                    One should be careful using talk tests. I can hold a clean, crisp conversation through an entire marathon at a heart rate of 170 (well above my MAF) and my full-out marathon pace. I've probably done it 5 or 6 times. If I ran all of my training runs at or near my marathon pace, I likely would not be running today. I'm a disbeliever in the talk test. With that said, if one is completely against using heart rate monitors but is endeared towards the philosophy of MAF training (and has aerobic problems to correct), one approach is to find the pace in each run that can be sustained for the maximum training distance without having pace drop off towards the end and without feeling spent at the end. A run at a 20 mile distance is a great test for this, but many people have no interest in running that far. This pace will be different in different conditions and should improve over time. You will need to get in tune with your sense of effort and track your pace per mile to have any success with it.


                    Slow-smooth-fast

                      Same frustrating thing that happened to me. I was running everything at 9 min or less and started HR training and was running 12+. It just takes time. There are many old threads on here that talk about this. Hang in there for the winter and you will see results. The one other thing I would say is this. If you are running 6 min miles, I think you could give yourself 5-10 beats/min more than what you have your max set at. JMO DB
                      I would agree with this. Add 5 beats per/min. I am 28 too, and I set my max as 157. 180-28+5. I set my alarm at 155 though, and try not to go over that. I am frustrated with it too, as I can also do a 5k in the same time as you.

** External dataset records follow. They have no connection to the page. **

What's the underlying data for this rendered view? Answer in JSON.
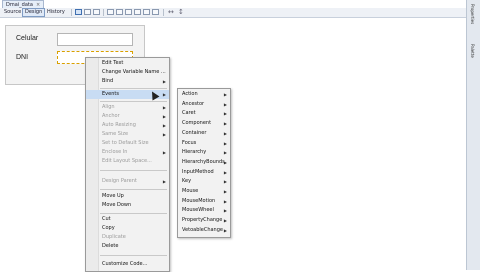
{
  "file_tab": {
    "title": "Dmai_data",
    "close": "×"
  },
  "toolbar": {
    "tabs": [
      "Source",
      "Design",
      "History"
    ],
    "selected_tab": "Design"
  },
  "right_panel": {
    "tabs": [
      "Properties",
      "Palette"
    ]
  },
  "form": {
    "labels": {
      "celular": "Celular",
      "dni": "DNI"
    }
  },
  "context_menu": {
    "items": [
      {
        "label": "Edit Text",
        "enabled": true,
        "submenu": false
      },
      {
        "label": "Change Variable Name ...",
        "enabled": true,
        "submenu": false
      },
      {
        "label": "Bind",
        "enabled": true,
        "submenu": true
      },
      {
        "label": "Events",
        "enabled": true,
        "submenu": true,
        "highlighted": true
      },
      {
        "label": "Align",
        "enabled": false,
        "submenu": true
      },
      {
        "label": "Anchor",
        "enabled": false,
        "submenu": true
      },
      {
        "label": "Auto Resizing",
        "enabled": false,
        "submenu": true
      },
      {
        "label": "Same Size",
        "enabled": false,
        "submenu": true
      },
      {
        "label": "Set to Default Size",
        "enabled": false,
        "submenu": false
      },
      {
        "label": "Enclose In",
        "enabled": false,
        "submenu": true
      },
      {
        "label": "Edit Layout Space...",
        "enabled": false,
        "submenu": false
      },
      {
        "label": "Design Parent",
        "enabled": false,
        "submenu": true
      },
      {
        "label": "Move Up",
        "enabled": true,
        "submenu": false
      },
      {
        "label": "Move Down",
        "enabled": true,
        "submenu": false
      },
      {
        "label": "Cut",
        "enabled": true,
        "submenu": false
      },
      {
        "label": "Copy",
        "enabled": true,
        "submenu": false
      },
      {
        "label": "Duplicate",
        "enabled": false,
        "submenu": false
      },
      {
        "label": "Delete",
        "enabled": true,
        "submenu": false
      },
      {
        "label": "Customize Code...",
        "enabled": true,
        "submenu": false
      }
    ]
  },
  "events_submenu": {
    "items": [
      "Action",
      "Ancestor",
      "Caret",
      "Component",
      "Container",
      "Focus",
      "Hierarchy",
      "HierarchyBounds",
      "InputMethod",
      "Key",
      "Mouse",
      "MouseMotion",
      "MouseWheel",
      "PropertyChange",
      "VetoableChange"
    ]
  }
}
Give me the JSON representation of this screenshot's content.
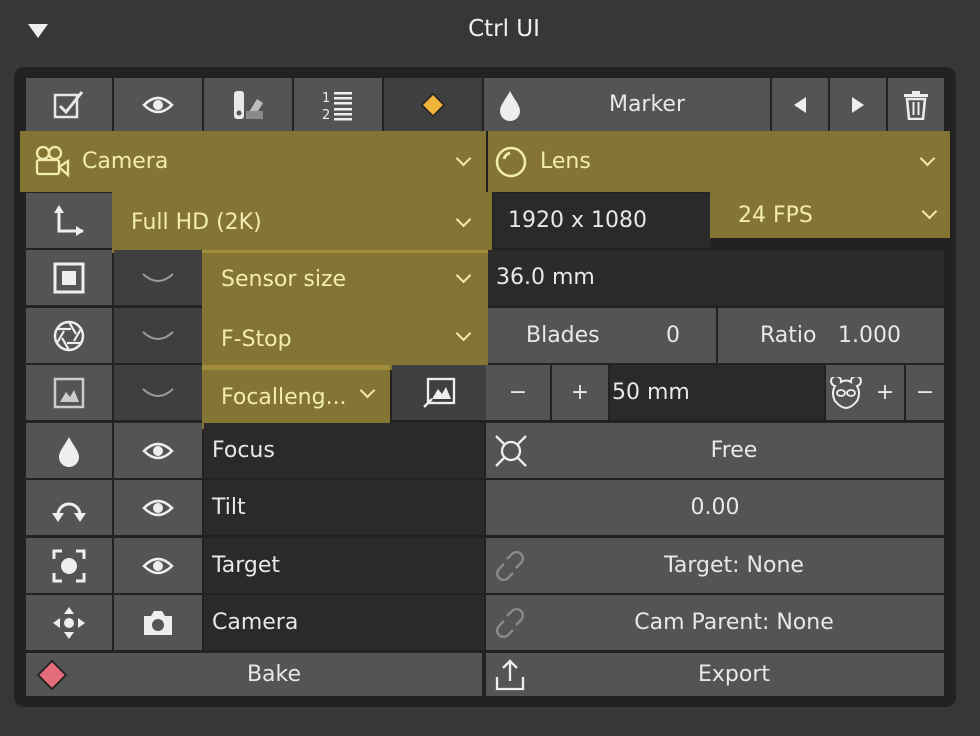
{
  "window": {
    "title": "Ctrl UI"
  },
  "toolbar": {
    "marker_label": "Marker"
  },
  "camera": {
    "dropdown": "Camera"
  },
  "lens": {
    "dropdown": "Lens"
  },
  "resolution": {
    "preset": "Full HD (2K)",
    "value": "1920 x 1080",
    "fps": "24 FPS"
  },
  "sensor": {
    "dropdown": "Sensor size",
    "value": "36.0 mm"
  },
  "fstop": {
    "dropdown": "F-Stop",
    "blades_label": "Blades",
    "blades_value": "0",
    "ratio_label": "Ratio",
    "ratio_value": "1.000"
  },
  "focal": {
    "dropdown": "Focalleng...",
    "minus": "−",
    "plus": "+",
    "value": "50 mm",
    "minus2": "+",
    "plus2": "−"
  },
  "rows": {
    "focus": {
      "label": "Focus",
      "value": "Free"
    },
    "tilt": {
      "label": "Tilt",
      "value": "0.00"
    },
    "target": {
      "label": "Target",
      "value": "Target: None"
    },
    "camera": {
      "label": "Camera",
      "value": "Cam Parent: None"
    }
  },
  "footer": {
    "bake": "Bake",
    "export": "Export"
  },
  "colors": {
    "highlight": "#aa963c",
    "marker_diamond": "#f0b43a",
    "bake_diamond": "#e46c7b"
  }
}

Fortunately my pace is a little quicker at MAF< but it is still frustrating for me. stick with it, i am. it will be great if we all stick to it, and then compare results and findings. being a lover of data and numbers, i will have graphs etc for your perusal. stick with it, i am there with you. but="" it="" is="" still="" frustrating="" for="" me.="" stick="" with="" it,="" i="" am.="" it="" will="" be="" great="" if="" we="" all="" stick="" to="" it,="" and="" then="" compare="" results="" and="" findings.="" being="" a="" lover="" of="" data="" and="" numbers,="" i="" will="" have="" graphs="" etc="" for="" your="" perusal.="" stick="" with="" it,="" i="" am="" there="" with="" you.=""></ but it is still frustrating for me. stick with it, i am. it will be great if we all stick to it, and then compare results and findings. being a lover of data and numbers, i will have graphs etc for your perusal. stick with it, i am there with you. >

                      "I've been following Eddy's improvement over the last two years on this site, and it's been pretty dang solid. Sure the weekly mileage has been up and down, but over the long haul he's getting out the door and has turned himself into quite a runner. He's only now just figuring out his potential. Consistency in running is measured in years, not weeks. And over the last couple of years, Eddy's made great strides" Jeff 14 Jan 2009